The second volume of the Fourth National Climate Assessment released last week forecasts a future full of wrath of God type events right out of the Bible. [Download report at nca2018.globalchange.gov]
In the decades ahead, the United States will experience: rising sea levels swamping coastal areas; severe droughts that will threaten vital food supplies; killer heat waves that will leave thousands dead annually; an increase in the number and intensity of wildfires like the ones seen in California this year; stronger hurricanes and other storms causing severe damage to homes, businesses and infrastructure; an increased number of power outages as an aging power grid struggles under the heat; and the migration of tropical diseases northward.

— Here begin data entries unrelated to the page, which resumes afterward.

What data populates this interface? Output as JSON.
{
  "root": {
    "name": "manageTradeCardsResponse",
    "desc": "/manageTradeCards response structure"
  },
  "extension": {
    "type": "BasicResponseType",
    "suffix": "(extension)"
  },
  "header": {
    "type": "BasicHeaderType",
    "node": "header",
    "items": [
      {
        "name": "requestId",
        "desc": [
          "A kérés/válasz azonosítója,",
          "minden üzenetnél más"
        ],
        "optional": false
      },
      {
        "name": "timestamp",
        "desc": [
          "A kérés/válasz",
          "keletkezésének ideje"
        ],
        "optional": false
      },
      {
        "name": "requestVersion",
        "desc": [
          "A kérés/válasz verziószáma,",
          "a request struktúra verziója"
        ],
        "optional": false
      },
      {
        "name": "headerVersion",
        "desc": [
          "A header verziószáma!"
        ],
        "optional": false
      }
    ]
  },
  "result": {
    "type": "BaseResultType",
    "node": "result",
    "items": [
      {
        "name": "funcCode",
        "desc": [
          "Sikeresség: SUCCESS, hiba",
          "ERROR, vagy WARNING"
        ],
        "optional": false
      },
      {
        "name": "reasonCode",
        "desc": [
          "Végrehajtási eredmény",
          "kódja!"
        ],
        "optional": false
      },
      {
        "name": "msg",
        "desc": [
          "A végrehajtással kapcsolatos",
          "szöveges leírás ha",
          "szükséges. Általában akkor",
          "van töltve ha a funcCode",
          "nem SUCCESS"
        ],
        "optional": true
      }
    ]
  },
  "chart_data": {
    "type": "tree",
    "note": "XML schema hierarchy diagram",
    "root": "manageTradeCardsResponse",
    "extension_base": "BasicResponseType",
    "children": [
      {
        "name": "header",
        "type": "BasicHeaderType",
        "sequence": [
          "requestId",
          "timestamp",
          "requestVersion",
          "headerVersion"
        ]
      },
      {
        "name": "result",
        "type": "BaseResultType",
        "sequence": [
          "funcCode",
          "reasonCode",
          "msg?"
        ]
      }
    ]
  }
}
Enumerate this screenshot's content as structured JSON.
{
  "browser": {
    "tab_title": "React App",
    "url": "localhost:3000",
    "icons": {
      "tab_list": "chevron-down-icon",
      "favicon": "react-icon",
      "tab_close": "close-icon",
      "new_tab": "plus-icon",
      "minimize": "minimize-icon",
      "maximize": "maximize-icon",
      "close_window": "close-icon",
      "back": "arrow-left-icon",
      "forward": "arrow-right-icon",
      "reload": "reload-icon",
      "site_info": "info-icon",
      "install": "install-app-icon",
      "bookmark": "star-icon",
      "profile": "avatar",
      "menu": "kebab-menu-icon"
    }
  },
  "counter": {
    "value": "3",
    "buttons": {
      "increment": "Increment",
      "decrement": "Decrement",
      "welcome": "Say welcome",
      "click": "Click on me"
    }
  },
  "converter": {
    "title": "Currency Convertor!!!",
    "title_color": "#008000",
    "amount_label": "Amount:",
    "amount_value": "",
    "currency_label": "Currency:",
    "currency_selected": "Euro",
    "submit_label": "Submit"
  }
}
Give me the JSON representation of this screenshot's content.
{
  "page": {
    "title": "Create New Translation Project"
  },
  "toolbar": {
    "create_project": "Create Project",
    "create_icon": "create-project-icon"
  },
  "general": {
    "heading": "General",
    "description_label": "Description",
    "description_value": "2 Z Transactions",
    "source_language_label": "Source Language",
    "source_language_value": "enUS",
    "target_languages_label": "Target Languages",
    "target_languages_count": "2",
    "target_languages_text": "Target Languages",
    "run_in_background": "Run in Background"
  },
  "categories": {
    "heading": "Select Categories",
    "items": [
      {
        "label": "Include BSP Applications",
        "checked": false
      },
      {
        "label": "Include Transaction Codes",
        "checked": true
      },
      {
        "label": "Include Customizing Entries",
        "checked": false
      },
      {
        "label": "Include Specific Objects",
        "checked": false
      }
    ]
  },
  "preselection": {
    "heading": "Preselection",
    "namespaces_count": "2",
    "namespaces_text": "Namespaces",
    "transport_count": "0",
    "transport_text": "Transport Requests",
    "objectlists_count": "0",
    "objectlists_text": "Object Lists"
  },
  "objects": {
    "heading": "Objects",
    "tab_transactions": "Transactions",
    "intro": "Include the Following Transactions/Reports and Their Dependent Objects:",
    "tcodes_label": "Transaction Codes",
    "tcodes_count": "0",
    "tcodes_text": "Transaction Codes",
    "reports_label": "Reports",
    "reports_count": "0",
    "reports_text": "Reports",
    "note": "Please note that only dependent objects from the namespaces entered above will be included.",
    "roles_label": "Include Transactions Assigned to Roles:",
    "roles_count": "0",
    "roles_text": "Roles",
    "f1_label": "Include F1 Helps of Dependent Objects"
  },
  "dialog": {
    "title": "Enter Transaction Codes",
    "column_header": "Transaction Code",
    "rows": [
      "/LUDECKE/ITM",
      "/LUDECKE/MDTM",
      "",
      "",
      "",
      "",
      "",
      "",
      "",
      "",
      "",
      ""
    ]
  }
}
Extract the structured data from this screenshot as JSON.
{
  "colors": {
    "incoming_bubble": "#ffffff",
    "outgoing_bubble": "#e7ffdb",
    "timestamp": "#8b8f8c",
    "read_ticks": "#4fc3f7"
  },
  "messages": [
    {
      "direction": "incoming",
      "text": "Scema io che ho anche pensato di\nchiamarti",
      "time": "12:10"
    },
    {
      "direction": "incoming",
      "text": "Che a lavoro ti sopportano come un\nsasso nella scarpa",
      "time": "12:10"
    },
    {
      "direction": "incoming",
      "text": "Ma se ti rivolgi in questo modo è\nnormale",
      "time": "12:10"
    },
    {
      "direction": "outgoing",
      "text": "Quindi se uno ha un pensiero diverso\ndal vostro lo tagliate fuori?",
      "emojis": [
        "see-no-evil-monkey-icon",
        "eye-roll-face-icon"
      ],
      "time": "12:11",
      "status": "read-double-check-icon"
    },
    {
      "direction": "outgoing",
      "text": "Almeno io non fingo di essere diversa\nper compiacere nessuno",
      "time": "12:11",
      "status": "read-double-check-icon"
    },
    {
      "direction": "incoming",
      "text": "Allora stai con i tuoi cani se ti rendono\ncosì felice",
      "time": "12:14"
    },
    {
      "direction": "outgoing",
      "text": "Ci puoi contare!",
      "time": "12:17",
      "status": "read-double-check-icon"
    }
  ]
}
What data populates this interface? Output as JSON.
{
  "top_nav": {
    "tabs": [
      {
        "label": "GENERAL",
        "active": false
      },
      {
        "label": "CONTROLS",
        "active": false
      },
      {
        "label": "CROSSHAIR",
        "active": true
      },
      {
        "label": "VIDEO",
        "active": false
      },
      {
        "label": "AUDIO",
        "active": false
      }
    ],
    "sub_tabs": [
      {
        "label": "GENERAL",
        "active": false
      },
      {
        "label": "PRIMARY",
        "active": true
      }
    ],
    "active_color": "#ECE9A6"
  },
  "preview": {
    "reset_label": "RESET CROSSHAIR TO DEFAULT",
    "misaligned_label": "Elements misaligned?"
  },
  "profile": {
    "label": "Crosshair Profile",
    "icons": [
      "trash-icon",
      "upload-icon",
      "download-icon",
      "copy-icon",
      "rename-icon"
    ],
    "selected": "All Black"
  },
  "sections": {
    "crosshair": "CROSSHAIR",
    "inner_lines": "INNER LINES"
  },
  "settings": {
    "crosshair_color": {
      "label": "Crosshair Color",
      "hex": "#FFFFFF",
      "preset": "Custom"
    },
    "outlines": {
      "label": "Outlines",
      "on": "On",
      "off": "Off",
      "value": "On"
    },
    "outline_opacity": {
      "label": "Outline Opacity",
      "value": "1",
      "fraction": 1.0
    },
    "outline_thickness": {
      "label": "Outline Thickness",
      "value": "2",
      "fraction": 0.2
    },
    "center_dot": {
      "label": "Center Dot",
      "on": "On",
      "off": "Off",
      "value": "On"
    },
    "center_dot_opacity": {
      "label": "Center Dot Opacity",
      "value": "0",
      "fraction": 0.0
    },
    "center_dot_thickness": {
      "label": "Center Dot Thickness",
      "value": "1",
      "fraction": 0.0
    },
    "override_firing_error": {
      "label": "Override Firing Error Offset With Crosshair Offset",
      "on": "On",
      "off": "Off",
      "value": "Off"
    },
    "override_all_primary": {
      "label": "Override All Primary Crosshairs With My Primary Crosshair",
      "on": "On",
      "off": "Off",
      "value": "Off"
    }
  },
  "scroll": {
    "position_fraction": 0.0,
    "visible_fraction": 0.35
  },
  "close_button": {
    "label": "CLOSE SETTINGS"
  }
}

The assessment says the economic effects of climate change could shrink the Gross Domestic Product (GDP) by as much as 10 percent by the end of the century as the nation is saddled with hundreds of billions dollars in climate change costs. With sea levels rising by feet rather than inches, more than $500 billion worth of coastal property could be lost by the year 2100 along with resulting losses in tourism and recreation.
In a sign of how little heed it is paying to the dire warnings, the Trump Administration dumped the report on Black Friday in the midst of a four-day Thanksgiving holiday weekend in the hope that fewer people would notice.
“I don’t believe it,” President Donald Trump said of the report.
The Republican Party is largely united behind Trump’s belief that while climate change might be happening, nobody knows precisely why and that the dire warnings are either greatly exaggerated or completely untrue.
The report, which was created by NOAA with inputs from NASA and 11 other federal agencies, emphatically rejects this view.
“[The report] concludes that the evidence of human-caused climate change is overwhelming and continues to strengthen, that the impacts of climate change are intensifying across the country, and that climate-related threats to Americans’ physical, social, and economic well-being are rising,” the assessment stated. “These impacts are projected to intensify—but how much they intensify will depend on actions taken to reduce global greenhouse gas emissions and to adapt to the risks from climate change now and in the coming decades.”
The climate examined a variety of different scenarios for climate change in the decades ahead.
Democrats, who are set to take control of the House of Representatives in January, are already using the report to renews calls for urgent on climate change. Those efforts are being resisted by the president and members of the Republican-controlled Senate, signalling that nothing will be done for at least the next two years.